- Salt to taste ( be careful)
- 250 gm bacon with out rind
- 300 gm heirloom tomatoes per tart, tossed in olive oil and salt
- Oven temperature 180 C/ 350 F
- Put the flour and butter into the food processor. Process until the mixture resembles breadcrumbs.
- Add the egg water mixture ( leaving 1 Tablespoon behind- you can always add more but you can't take it out) and pulse. Only add the remainder of the egg if the mixture still looks dry. Process until a ball forms. ( a very wet pastry is not crispy)
- Turn out and rest minimum ½ hour or overnight.

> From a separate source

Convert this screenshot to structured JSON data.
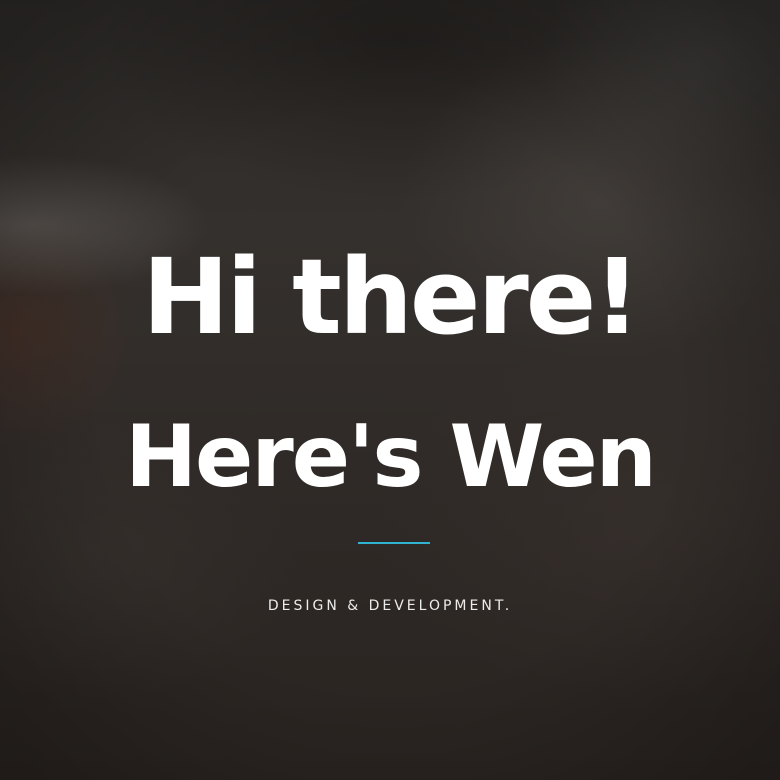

- Roll out to 2mm thick and line small tart cases or 1 large 20 cm tin. Rest again, up to 20 min ( or freeze 10 min)
- Bake the cases blind till golden.
- Cut the bacon into 5-6 cm pieces and saute till crispy drain and keep warm.
- Put the tomatoes into the oven and roasted on 180 C/350 F ( this could be at the same time as the tart cases) until just cooked ( approx 10 min or until just bursting).
- Once the pastry and tomatoes are roasted turn the oven down to 160 C/ 340 F.
- Mix the curd, egg and thickened cream in a bowl with seasoning until well combined.
- Spoon some of the mixture into the tart cases filling almost to the top. Bake for approx 20 min or until just set.
- Serve these tarts with beetroot relish.
- To vary, you could add parmesan to the curd mixture,or chopped soft herbs.
- Serve with or without bacon .
I used a store bought beetroot relish but you could grate some beetroot and add some balsamic vinegar and a bit or sugar for a raw crunchy salad version.